One Hacker Said He Was Untouchable. Another Hacker Nailed Him
In 1999, a British hacker named Raphael Gray noticed that a whole lot of sites played it loose when it came to securing customers’ credit-card data. So, he decided to publicize this security vulnerability — by stealing credit-card information from 23,000 customers and sticking it all in a database on his own website. Clearly, this was a crime more punishable than whatever those sites were guilty of, but Gray was sure police couldn’t link him to the database. “They never catch anyone,” he said. “The police can’t hack their way out of a paper bag.”

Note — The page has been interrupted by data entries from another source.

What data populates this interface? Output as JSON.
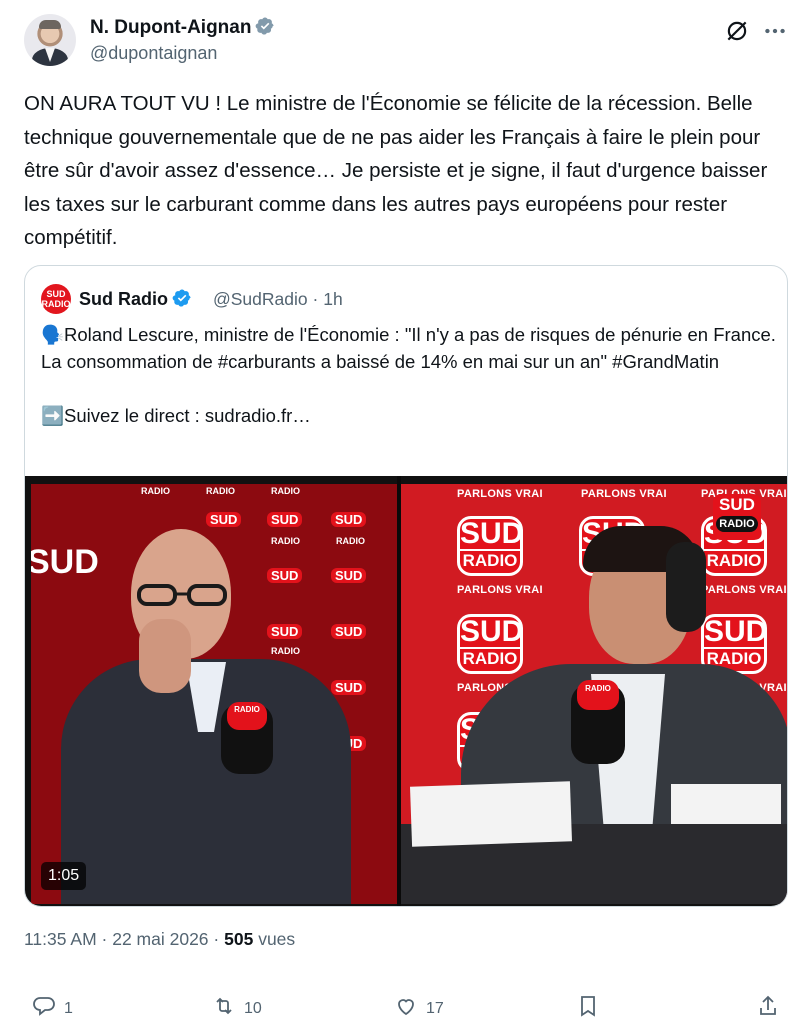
{
  "author": {
    "name": "N. Dupont-Aignan",
    "handle": "@dupontaignan"
  },
  "tweet": {
    "text": "ON AURA TOUT VU ! Le ministre de l'Économie se félicite de la récession. Belle technique gouvernementale que de ne pas aider les Français à faire le plein pour être sûr d'avoir assez d'essence… Je persiste et je signe, il faut d'urgence baisser les taxes sur le carburant comme dans les autres pays européens pour rester compétitif."
  },
  "quote": {
    "logo_text": "SUD RADIO",
    "name": "Sud Radio",
    "handle": "@SudRadio",
    "separator": "·",
    "time": "1h",
    "line1": "🗣️Roland Lescure, ministre de l'Économie : \"Il n'y a pas de risques de pénurie en France. La consommation de #carburants a baissé de 14% en mai sur un an\" #GrandMatin",
    "line2": "➡️Suivez le direct : sudradio.fr…",
    "video": {
      "duration": "1:05",
      "logo_sud": "SUD",
      "logo_radio": "RADIO",
      "slogan": "PARLONS VRAI"
    }
  },
  "meta": {
    "time": "11:35 AM",
    "separator": "·",
    "date": "22 mai 2026",
    "views_count": "505",
    "views_label": "vues"
  },
  "actions": {
    "replies": "1",
    "reposts": "10",
    "likes": "17"
  },
  "icons": [
    "verified-badge-icon",
    "grok-icon",
    "more-icon",
    "reply-icon",
    "repost-icon",
    "like-icon",
    "bookmark-icon",
    "share-icon"
  ],
  "colors": {
    "text": "#0f1419",
    "secondary": "#536471",
    "verified": "#1d9bf0",
    "brand_red": "#e3121b",
    "border": "#cfd9de"
  }
}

In fact, far from unsuccessfully pursuing him, people were outright rejecting Gray’s attempts to be found. He was reaching out to the media, hoping to set up some kind of secure interview, but no one was interested, perhaps because they didn’t believe his claims. The only news sources interested in talking about him were dedicated hacker websites, where some more ethical hackers objected to Gray’s stunt. One of these hackers, Chris Davis, who could hack his way out of a paper bag, traced Gray’s home address and tipped off the FBI. Though Gray lived in Wales, it was the FBI and Canadian Mounties who then showed up at his door.

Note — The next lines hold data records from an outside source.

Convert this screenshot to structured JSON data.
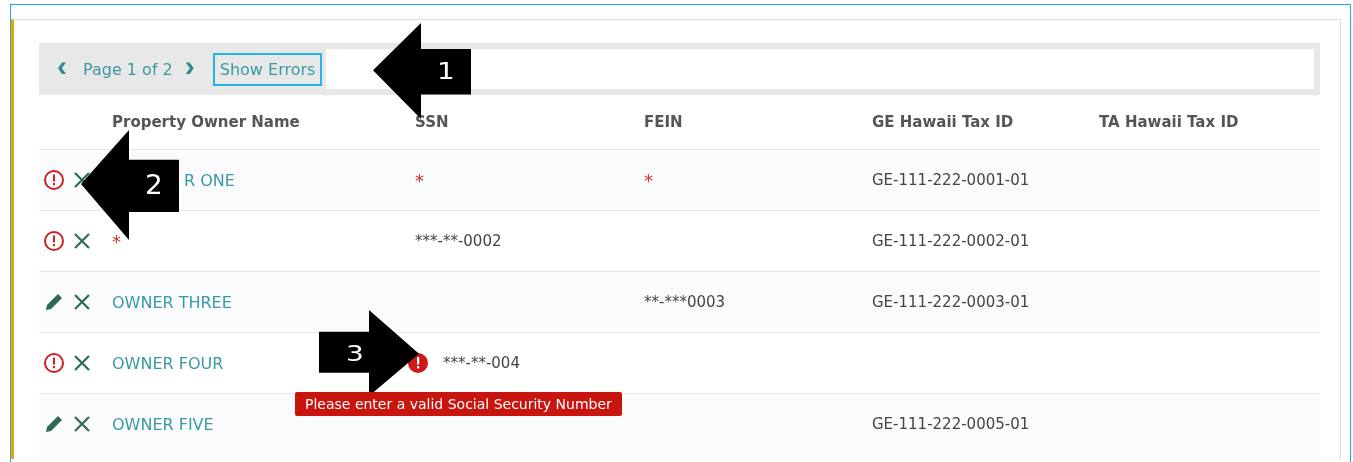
{
  "toolbar": {
    "prev": "‹",
    "page_label": "Page 1 of 2",
    "next": "›",
    "show_errors": {
      "label": "Show Errors",
      "focused": true
    }
  },
  "columns": [
    "Property Owner Name",
    "SSN",
    "FEIN",
    "GE Hawaii Tax ID",
    "TA Hawaii Tax ID"
  ],
  "rows": [
    {
      "kind": "error",
      "name": {
        "text": "R ONE",
        "required": false
      },
      "ssn": {
        "text": "*",
        "required": true
      },
      "fein": {
        "text": "*",
        "required": true
      },
      "ge": "GE-111-222-0001-01"
    },
    {
      "kind": "error",
      "name": {
        "text": "*",
        "required": true
      },
      "ssn": {
        "text": "***-**-0002",
        "required": false
      },
      "ge": "GE-111-222-0002-01"
    },
    {
      "kind": "ok",
      "name": {
        "text": "OWNER THREE",
        "required": false
      },
      "fein": {
        "text": "**-***0003",
        "required": false
      },
      "ge": "GE-111-222-0003-01"
    },
    {
      "kind": "error",
      "name": {
        "text": "OWNER FOUR",
        "required": false
      },
      "ssn": {
        "text": "***-**-004",
        "required": false,
        "error": "Please enter a valid Social Security Number"
      }
    },
    {
      "kind": "ok",
      "name": {
        "text": "OWNER FIVE",
        "required": false
      },
      "ge": "GE-111-222-0005-01"
    }
  ],
  "callouts": [
    {
      "number": "1",
      "kind": "left"
    },
    {
      "number": "2",
      "kind": "left"
    },
    {
      "number": "3",
      "kind": "right"
    }
  ]
}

Gray had done millions in damage, said the FBI — not the cost of various fraudulent transactions but just the cost to the credit-card companies for replacing all those cards. But when he went to trial, the judge sentenced him to psychiatric treatment instead of prison. He hadn’t benefited financially from the crime. One of the few purchases he’d made was to prank Bill Gates. He’d used Gates’ credit card to send the man Viagra.
With Drive-Bys on the Rise, a Mexican Gang Said They’d Kill Anyone Sent to Prison for a Drive-By
Los Angeles had a problem with drive-by shootings in the early 1990s. Every year saw more than 1,000 of these shootings. Hundreds of people died, and around half of the 9,000 people hit were just random bystanders.
This was all getting to be a bit much. So, in the fall of 1993, the Mexican Mafia put out the word that while, sure, you can still kill who you have to kill, these reckless drive-bys had to stop. If anyone committed a drive-by, it would still be up to the LAPD to arrest them. But from this point on, when they went to prison for a drive-by, the Mexican Mafia would tack on a death sentence, by telling all gang members already incarcerated that this new inmate was fair game for slicing open.
Drive-by shootings did drop after this. “It’s none of my business why it happened, but I think it’s beautiful that the killing has stopped,” one anti-gang activist told a newspaper, relieved that gangs had now killed only 13 people in his neighborhood that year. Yes, you might hear people claiming crime’s high nowadays, but that’s because they’ve totally forgotten what life was like 30 years ago.
Texas Inmates Left Their Cell to Save a Guard
When prison inmates work toward the cause of justice, sometimes, it doesn’t involve taking people’s lives. Sometimes, it involves saving lives. In 2016, a group of guys were in a Texas holding cell, on offenses related to drugs and assault. The officer outside the cell suddenly slumped over. So, the inmates broke out of the cell.
From the security footage, it doesn’t look like breaking out required a lot of work, but reports still describe them as forcing the door open. The security tape also shows the men wearing black and white stripes, something you may not have known prisoners still wear, but we assure you, the footage is real.
The prisoners, still cuffed, checked the officer for a pulse and found none. They summoned help from elsewhere in the station, and paramedics managed to magic the guard back to life. The man would have stood no chance had the emergency personnel taken any longer to reach him, the police later announced.
For saving the officer’s life, the prisoners received the highest reward possible: They were escorted back to their cell — with thanks. And without facing additional charges for breaking out of the cell, something that had always been a possibility.